Grassland songbirds often nest in the same grassland-wetland complexes as waterfowl, particularly in a certain part of those complexes, namely, upland habitats surrounding wetlands. Although some wildlife management procedures directed at waterfowl, such as habitat enhancement or restoration, may also benefit songbirds , the impact of others, especially the control of waterfowl predators, remains difficult to predict. For example, most predators of waterfowl nests prey opportunistically on songbird nests, and removing these predators could directly increase songbird nesting success. Alternatively, small mammals such as mice and ground squirrels are important in the diet of many waterfowl-nest predators and can themselves be important predators of songbird nets. Thus. Removing waterfowl-nest predators could affect songbird nesting success through subsequent increases in small-mammal populations.
In 1995 and 1996, researchers trapped and removed certain waterfowlnest predators. primary raccoons and striped skunks, then observed subsequent survival rates for songbird nests. Surprisingly. They observed no significant effect on songbird nesting success. This may be due to several factors. Neither raccoons nor striped skunks consume ground squirrels, which are important predators of songbird nests. Thus, their removal may not have led to significant increases in populations of smaller predators. Additionally, both raccoons and striped skunks prefer wetlands and spend little time in upland habitats; removing these species may not have increased the nesting success of songbirds in the uplands enough to allow detection.
It can be inferred that the habitat preferences of raccoons and striped skunks affected the results of the experiment described in the passage for which of the following reasons?
Songbird nests in the wetlands are usually located in places that most waterfowl-nest predators cannot reach.
Raccoons and striped skunks are not usually found in areas where songbird nests tend to be located.
Mice and ground squirrels tend to avoid predation by raccoons and striped skunks by remaining exclusively in the uplands.
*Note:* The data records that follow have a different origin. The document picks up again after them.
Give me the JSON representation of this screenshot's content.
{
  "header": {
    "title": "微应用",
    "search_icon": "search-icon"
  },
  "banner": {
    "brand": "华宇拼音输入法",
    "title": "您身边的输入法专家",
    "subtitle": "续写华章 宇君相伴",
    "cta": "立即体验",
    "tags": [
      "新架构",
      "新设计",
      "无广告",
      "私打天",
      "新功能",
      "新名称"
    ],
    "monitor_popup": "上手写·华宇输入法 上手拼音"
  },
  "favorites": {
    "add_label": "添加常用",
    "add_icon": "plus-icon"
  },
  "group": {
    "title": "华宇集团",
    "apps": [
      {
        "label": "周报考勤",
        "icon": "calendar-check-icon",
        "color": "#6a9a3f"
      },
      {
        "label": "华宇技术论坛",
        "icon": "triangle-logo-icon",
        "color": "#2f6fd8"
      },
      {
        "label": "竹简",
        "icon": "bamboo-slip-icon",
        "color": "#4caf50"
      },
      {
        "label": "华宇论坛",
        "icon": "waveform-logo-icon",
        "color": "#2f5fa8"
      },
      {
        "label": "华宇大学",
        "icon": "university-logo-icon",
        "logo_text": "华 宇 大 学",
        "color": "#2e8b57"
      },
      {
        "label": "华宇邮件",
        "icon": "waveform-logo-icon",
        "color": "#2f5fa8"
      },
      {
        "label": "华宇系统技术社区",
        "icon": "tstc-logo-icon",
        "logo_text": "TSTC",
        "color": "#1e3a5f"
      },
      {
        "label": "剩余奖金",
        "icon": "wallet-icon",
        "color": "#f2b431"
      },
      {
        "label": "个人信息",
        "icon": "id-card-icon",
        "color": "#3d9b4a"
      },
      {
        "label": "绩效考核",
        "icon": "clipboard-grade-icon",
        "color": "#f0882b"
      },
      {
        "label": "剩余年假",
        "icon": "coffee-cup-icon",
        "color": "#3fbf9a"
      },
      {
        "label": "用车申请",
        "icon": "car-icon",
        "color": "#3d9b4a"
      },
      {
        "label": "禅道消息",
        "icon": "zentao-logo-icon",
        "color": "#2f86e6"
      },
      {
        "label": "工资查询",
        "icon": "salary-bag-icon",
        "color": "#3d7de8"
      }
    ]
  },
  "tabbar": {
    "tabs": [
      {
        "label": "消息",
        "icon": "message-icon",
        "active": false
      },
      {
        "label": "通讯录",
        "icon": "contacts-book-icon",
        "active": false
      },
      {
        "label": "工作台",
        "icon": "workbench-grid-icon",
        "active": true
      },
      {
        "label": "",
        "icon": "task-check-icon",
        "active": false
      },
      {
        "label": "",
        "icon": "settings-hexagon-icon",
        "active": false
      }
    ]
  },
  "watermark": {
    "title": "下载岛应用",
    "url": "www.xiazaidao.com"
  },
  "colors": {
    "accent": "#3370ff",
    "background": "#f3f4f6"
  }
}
The populations of small mammals in the wetlands are usually controlled by larger waterfowl-nest predators such as raccoons and striped skunks.
The waterfowl on which raccoons and striped skunks prey in the wetlands compete with songbirds for food.